Stored items
══════

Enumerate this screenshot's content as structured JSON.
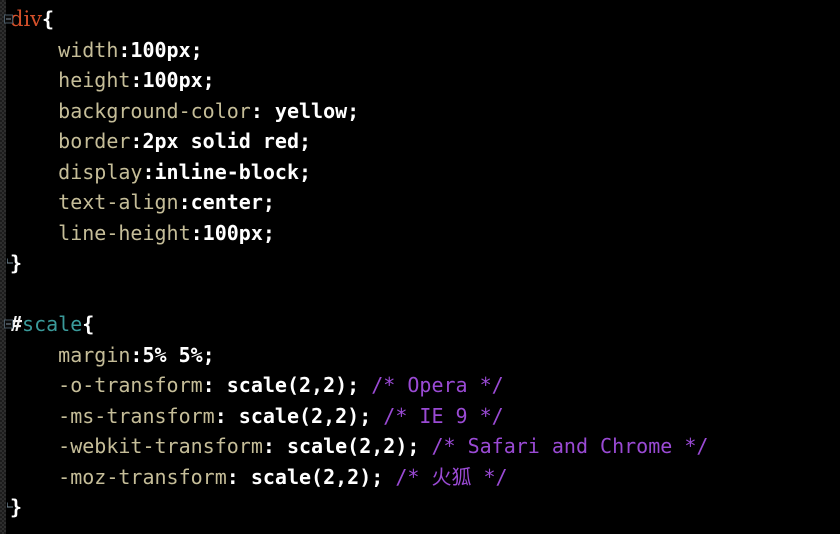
{
  "editor": {
    "background_color": "#000000",
    "gutter_color": "#1c1c1c",
    "language": "CSS",
    "colors": {
      "selector_tag": "#d4502a",
      "selector_id": "#3a9a9a",
      "property": "#c5bd98",
      "value": "#ffffff",
      "comment": "#9a4ad4",
      "punctuation": "#ffffff"
    }
  },
  "code": {
    "lines": [
      {
        "id": "line-1",
        "marker": "fold-open",
        "tokens": [
          {
            "kind": "selector-tag",
            "text": "div"
          },
          {
            "kind": "brace",
            "text": "{"
          }
        ]
      },
      {
        "id": "line-2",
        "marker": "none",
        "tokens": [
          {
            "kind": "property",
            "text": "    width"
          },
          {
            "kind": "punct",
            "text": ":"
          },
          {
            "kind": "value",
            "text": "100px;"
          }
        ]
      },
      {
        "id": "line-3",
        "marker": "none",
        "tokens": [
          {
            "kind": "property",
            "text": "    height"
          },
          {
            "kind": "punct",
            "text": ":"
          },
          {
            "kind": "value",
            "text": "100px;"
          }
        ]
      },
      {
        "id": "line-4",
        "marker": "none",
        "tokens": [
          {
            "kind": "property",
            "text": "    background-color"
          },
          {
            "kind": "punct",
            "text": ": "
          },
          {
            "kind": "value",
            "text": "yellow;"
          }
        ]
      },
      {
        "id": "line-5",
        "marker": "none",
        "tokens": [
          {
            "kind": "property",
            "text": "    border"
          },
          {
            "kind": "punct",
            "text": ":"
          },
          {
            "kind": "value",
            "text": "2px solid red;"
          }
        ]
      },
      {
        "id": "line-6",
        "marker": "none",
        "tokens": [
          {
            "kind": "property",
            "text": "    display"
          },
          {
            "kind": "punct",
            "text": ":"
          },
          {
            "kind": "value",
            "text": "inline-block;"
          }
        ]
      },
      {
        "id": "line-7",
        "marker": "none",
        "tokens": [
          {
            "kind": "property",
            "text": "    text-align"
          },
          {
            "kind": "punct",
            "text": ":"
          },
          {
            "kind": "value",
            "text": "center;"
          }
        ]
      },
      {
        "id": "line-8",
        "marker": "none",
        "tokens": [
          {
            "kind": "property",
            "text": "    line-height"
          },
          {
            "kind": "punct",
            "text": ":"
          },
          {
            "kind": "value",
            "text": "100px;"
          }
        ]
      },
      {
        "id": "line-9",
        "marker": "fold-end",
        "tokens": [
          {
            "kind": "brace",
            "text": "}"
          }
        ]
      },
      {
        "id": "line-10",
        "marker": "none",
        "tokens": []
      },
      {
        "id": "line-11",
        "marker": "fold-open",
        "tokens": [
          {
            "kind": "hash",
            "text": "#"
          },
          {
            "kind": "selector-id",
            "text": "scale"
          },
          {
            "kind": "brace",
            "text": "{"
          }
        ]
      },
      {
        "id": "line-12",
        "marker": "none",
        "tokens": [
          {
            "kind": "property",
            "text": "    margin"
          },
          {
            "kind": "punct",
            "text": ":"
          },
          {
            "kind": "value",
            "text": "5% 5%;"
          }
        ]
      },
      {
        "id": "line-13",
        "marker": "none",
        "tokens": [
          {
            "kind": "property",
            "text": "    -o-transform"
          },
          {
            "kind": "punct",
            "text": ": "
          },
          {
            "kind": "value",
            "text": "scale(2,2); "
          },
          {
            "kind": "comment",
            "text": "/* Opera */"
          }
        ]
      },
      {
        "id": "line-14",
        "marker": "none",
        "tokens": [
          {
            "kind": "property",
            "text": "    -ms-transform"
          },
          {
            "kind": "punct",
            "text": ": "
          },
          {
            "kind": "value",
            "text": "scale(2,2); "
          },
          {
            "kind": "comment",
            "text": "/* IE 9 */"
          }
        ]
      },
      {
        "id": "line-15",
        "marker": "none",
        "tokens": [
          {
            "kind": "property",
            "text": "    -webkit-transform"
          },
          {
            "kind": "punct",
            "text": ": "
          },
          {
            "kind": "value",
            "text": "scale(2,2); "
          },
          {
            "kind": "comment",
            "text": "/* Safari and Chrome */"
          }
        ]
      },
      {
        "id": "line-16",
        "marker": "none",
        "tokens": [
          {
            "kind": "property",
            "text": "    -moz-transform"
          },
          {
            "kind": "punct",
            "text": ": "
          },
          {
            "kind": "value",
            "text": "scale(2,2); "
          },
          {
            "kind": "comment",
            "text": "/* 火狐 */"
          }
        ]
      },
      {
        "id": "line-17",
        "marker": "fold-end",
        "tokens": [
          {
            "kind": "brace",
            "text": "}"
          }
        ]
      }
    ]
  }
}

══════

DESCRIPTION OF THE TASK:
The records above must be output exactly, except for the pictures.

ANSWER TO THIS TASK:
Enumerate this screenshot's content as structured JSON.
{
  "editor": {
    "background_color": "#000000",
    "gutter_color": "#1c1c1c",
    "language": "CSS",
    "colors": {
      "selector_tag": "#d4502a",
      "selector_id": "#3a9a9a",
      "property": "#c5bd98",
      "value": "#ffffff",
      "comment": "#9a4ad4",
      "punctuation": "#ffffff"
    }
  },
  "code": {
    "lines": [
      {
        "id": "line-1",
        "marker": "fold-open",
        "tokens": [
          {
            "kind": "selector-tag",
            "text": "div"
          },
          {
            "kind": "brace",
            "text": "{"
          }
        ]
      },
      {
        "id": "line-2",
        "marker": "none",
        "tokens": [
          {
            "kind": "property",
            "text": "    width"
          },
          {
            "kind": "punct",
            "text": ":"
          },
          {
            "kind": "value",
            "text": "100px;"
          }
        ]
      },
      {
        "id": "line-3",
        "marker": "none",
        "tokens": [
          {
            "kind": "property",
            "text": "    height"
          },
          {
            "kind": "punct",
            "text": ":"
          },
          {
            "kind": "value",
            "text": "100px;"
          }
        ]
      },
      {
        "id": "line-4",
        "marker": "none",
        "tokens": [
          {
            "kind": "property",
            "text": "    background-color"
          },
          {
            "kind": "punct",
            "text": ": "
          },
          {
            "kind": "value",
            "text": "yellow;"
          }
        ]
      },
      {
        "id": "line-5",
        "marker": "none",
        "tokens": [
          {
            "kind": "property",
            "text": "    border"
          },
          {
            "kind": "punct",
            "text": ":"
          },
          {
            "kind": "value",
            "text": "2px solid red;"
          }
        ]
      },
      {
        "id": "line-6",
        "marker": "none",
        "tokens": [
          {
            "kind": "property",
            "text": "    display"
          },
          {
            "kind": "punct",
            "text": ":"
          },
          {
            "kind": "value",
            "text": "inline-block;"
          }
        ]
      },
      {
        "id": "line-7",
        "marker": "none",
        "tokens": [
          {
            "kind": "property",
            "text": "    text-align"
          },
          {
            "kind": "punct",
            "text": ":"
          },
          {
            "kind": "value",
            "text": "center;"
          }
        ]
      },
      {
        "id": "line-8",
        "marker": "none",
        "tokens": [
          {
            "kind": "property",
            "text": "    line-height"
          },
          {
            "kind": "punct",
            "text": ":"
          },
          {
            "kind": "value",
            "text": "100px;"
          }
        ]
      },
      {
        "id": "line-9",
        "marker": "fold-end",
        "tokens": [
          {
            "kind": "brace",
            "text": "}"
          }
        ]
      },
      {
        "id": "line-10",
        "marker": "none",
        "tokens": []
      },
      {
        "id": "line-11",
        "marker": "fold-open",
        "tokens": [
          {
            "kind": "hash",
            "text": "#"
          },
          {
            "kind": "selector-id",
            "text": "scale"
          },
          {
            "kind": "brace",
            "text": "{"
          }
        ]
      },
      {
        "id": "line-12",
        "marker": "none",
        "tokens": [
          {
            "kind": "property",
            "text": "    margin"
          },
          {
            "kind": "punct",
            "text": ":"
          },
          {
            "kind": "value",
            "text": "5% 5%;"
          }
        ]
      },
      {
        "id": "line-13",
        "marker": "none",
        "tokens": [
          {
            "kind": "property",
            "text": "    -o-transform"
          },
          {
            "kind": "punct",
            "text": ": "
          },
          {
            "kind": "value",
            "text": "scale(2,2); "
          },
          {
            "kind": "comment",
            "text": "/* Opera */"
          }
        ]
      },
      {
        "id": "line-14",
        "marker": "none",
        "tokens": [
          {
            "kind": "property",
            "text": "    -ms-transform"
          },
          {
            "kind": "punct",
            "text": ": "
          },
          {
            "kind": "value",
            "text": "scale(2,2); "
          },
          {
            "kind": "comment",
            "text": "/* IE 9 */"
          }
        ]
      },
      {
        "id": "line-15",
        "marker": "none",
        "tokens": [
          {
            "kind": "property",
            "text": "    -webkit-transform"
          },
          {
            "kind": "punct",
            "text": ": "
          },
          {
            "kind": "value",
            "text": "scale(2,2); "
          },
          {
            "kind": "comment",
            "text": "/* Safari and Chrome */"
          }
        ]
      },
      {
        "id": "line-16",
        "marker": "none",
        "tokens": [
          {
            "kind": "property",
            "text": "    -moz-transform"
          },
          {
            "kind": "punct",
            "text": ": "
          },
          {
            "kind": "value",
            "text": "scale(2,2); "
          },
          {
            "kind": "comment",
            "text": "/* 火狐 */"
          }
        ]
      },
      {
        "id": "line-17",
        "marker": "fold-end",
        "tokens": [
          {
            "kind": "brace",
            "text": "}"
          }
        ]
      }
    ]
  }
}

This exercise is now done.